Exercise instructions: Could the entries below be reproduced exactly, with the images removed?

Records:
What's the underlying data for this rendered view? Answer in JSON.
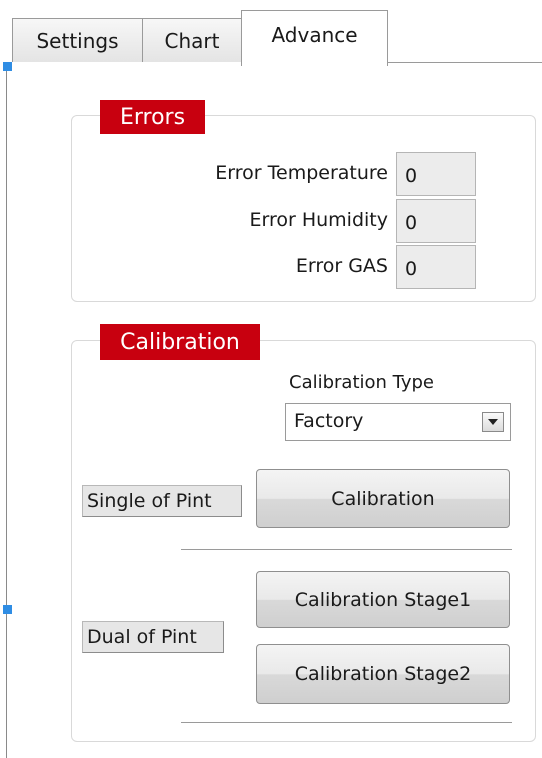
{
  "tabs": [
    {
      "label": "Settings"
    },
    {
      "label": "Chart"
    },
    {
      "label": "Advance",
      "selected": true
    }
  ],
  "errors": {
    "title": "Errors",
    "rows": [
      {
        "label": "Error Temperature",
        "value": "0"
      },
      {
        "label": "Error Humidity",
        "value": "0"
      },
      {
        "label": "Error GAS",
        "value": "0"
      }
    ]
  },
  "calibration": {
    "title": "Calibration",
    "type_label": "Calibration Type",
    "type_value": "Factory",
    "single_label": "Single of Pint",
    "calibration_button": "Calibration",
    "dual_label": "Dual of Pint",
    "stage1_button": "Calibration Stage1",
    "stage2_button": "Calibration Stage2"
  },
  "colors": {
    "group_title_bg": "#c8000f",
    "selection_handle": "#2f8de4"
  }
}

Result of this task:
What's the underlying data for this rendered view? Answer in JSON.
{
  "tabs": [
    {
      "label": "Settings"
    },
    {
      "label": "Chart"
    },
    {
      "label": "Advance",
      "selected": true
    }
  ],
  "errors": {
    "title": "Errors",
    "rows": [
      {
        "label": "Error Temperature",
        "value": "0"
      },
      {
        "label": "Error Humidity",
        "value": "0"
      },
      {
        "label": "Error GAS",
        "value": "0"
      }
    ]
  },
  "calibration": {
    "title": "Calibration",
    "type_label": "Calibration Type",
    "type_value": "Factory",
    "single_label": "Single of Pint",
    "calibration_button": "Calibration",
    "dual_label": "Dual of Pint",
    "stage1_button": "Calibration Stage1",
    "stage2_button": "Calibration Stage2"
  },
  "colors": {
    "group_title_bg": "#c8000f",
    "selection_handle": "#2f8de4"
  }
}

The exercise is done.